Owners of older homes often contact GBA and ask, “What can I do to make my home more energy-efficient?” My standard answer goes something like this: “The first step is to hire a certified rater to perform an energy audit of your home. The audit report will include a tailor-made list of retrofit measures to address your home’s specific problems.”
The advice is good, but it doesn’t do much to educate the questioner. Perhaps you are an intrepid homeowner who is willing to poke around your home’s nooks and crannies. Is there anything you can learn about your house without a blower door and an infrared camera?
Yes, of course there is. This article will explain the steps that homeowners can take to assess the condition of their house from an energy perspective.
If your house has a basement, that’s a good place to start your inspection. (If your house has a crawl space or an above-grade mechanical room, some of the advice in this section also applies to those areas.) The most important tool for this type of inspection is a powerful flashlight.

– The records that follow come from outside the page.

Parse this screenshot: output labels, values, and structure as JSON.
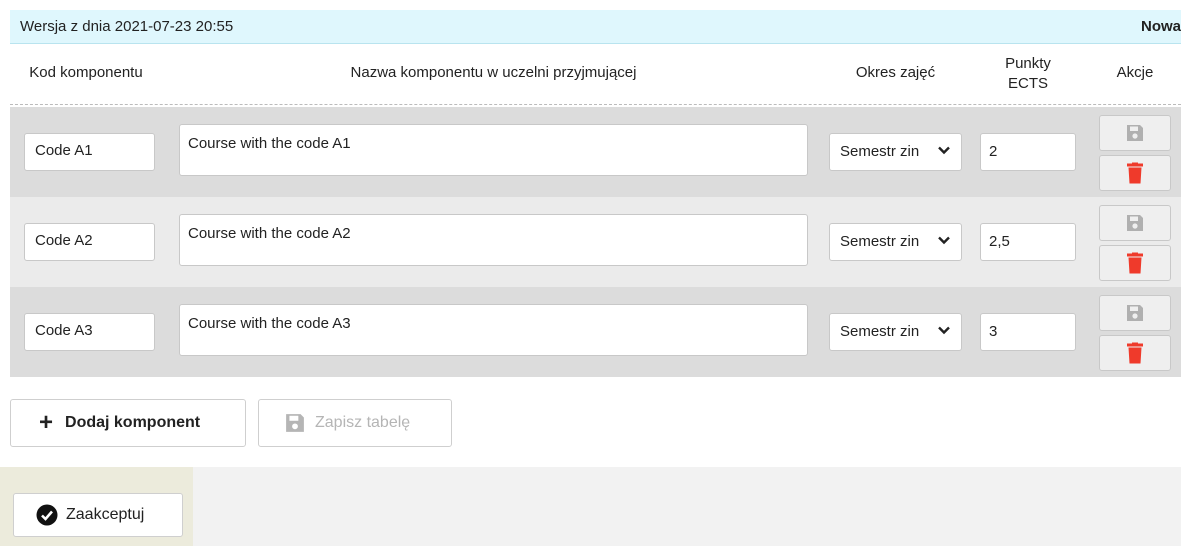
{
  "version": {
    "label": "Wersja z dnia 2021-07-23 20:55",
    "status": "Nowa"
  },
  "columns": {
    "code": "Kod komponentu",
    "name": "Nazwa komponentu w uczelni przyjmującej",
    "period": "Okres zajęć",
    "ects_line1": "Punkty",
    "ects_line2": "ECTS",
    "actions": "Akcje"
  },
  "rows": [
    {
      "code": "Code A1",
      "name": "Course with the code A1",
      "period": "Semestr zin",
      "ects": "2"
    },
    {
      "code": "Code A2",
      "name": "Course with the code A2",
      "period": "Semestr zin",
      "ects": "2,5"
    },
    {
      "code": "Code A3",
      "name": "Course with the code A3",
      "period": "Semestr zin",
      "ects": "3"
    }
  ],
  "buttons": {
    "add_component": "Dodaj komponent",
    "save_table": "Zapisz tabelę",
    "accept": "Zaakceptuj"
  },
  "icons": {
    "save": "floppy-disk-icon",
    "delete": "trash-icon",
    "dropdown": "chevron-down-icon",
    "add": "plus-icon",
    "accept": "check-circle-icon"
  },
  "colors": {
    "version_bar": "#dff7fd",
    "delete_icon": "#ef3a2b",
    "save_icon_disabled": "#b0b0b0"
  }
}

Check for air leaks. On a cold day, it’s fairly easy to locate basement air leaks; you may be able to feel infiltrating air with your bare hand. You may find that an incense stick is helpful in locating air leaks. Another way to locate air leaks is to turn off all of the lights in the basement and look for cracks of light. (This method only works during the daytime, of course.) Typical air leakage locations include the mudsill, around exterior doors, around windows, at utility penetrations, at pet doors, and at dryer vents.

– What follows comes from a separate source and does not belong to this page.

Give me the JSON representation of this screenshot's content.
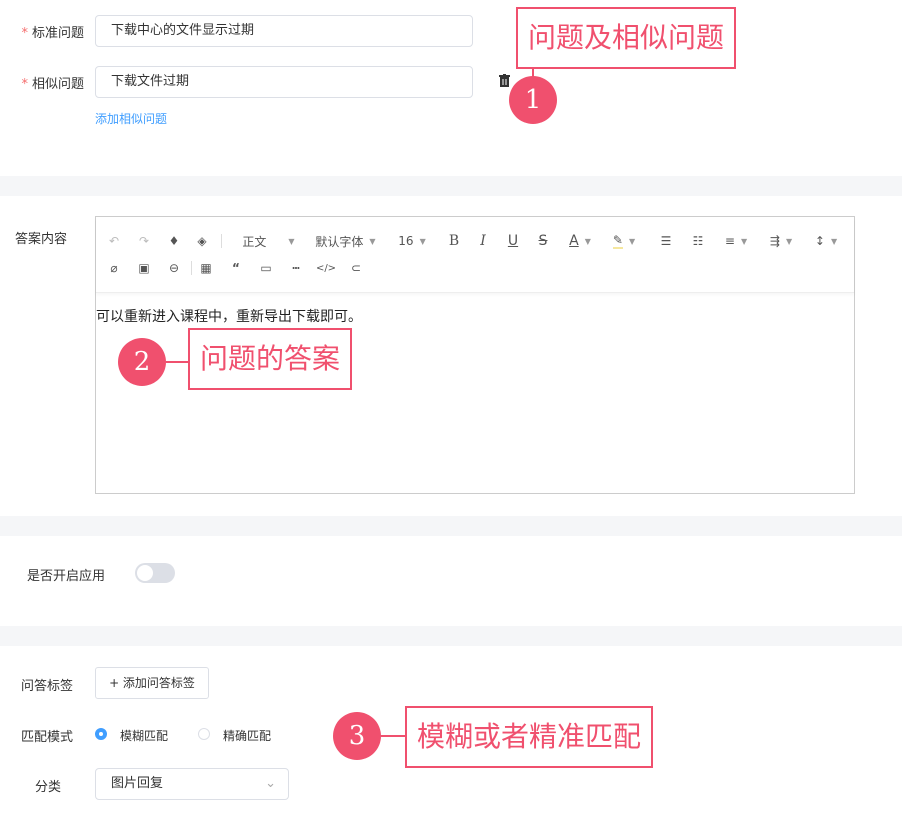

Once you’ve identified where air is leaking into your house, you’ll have to start sealing the…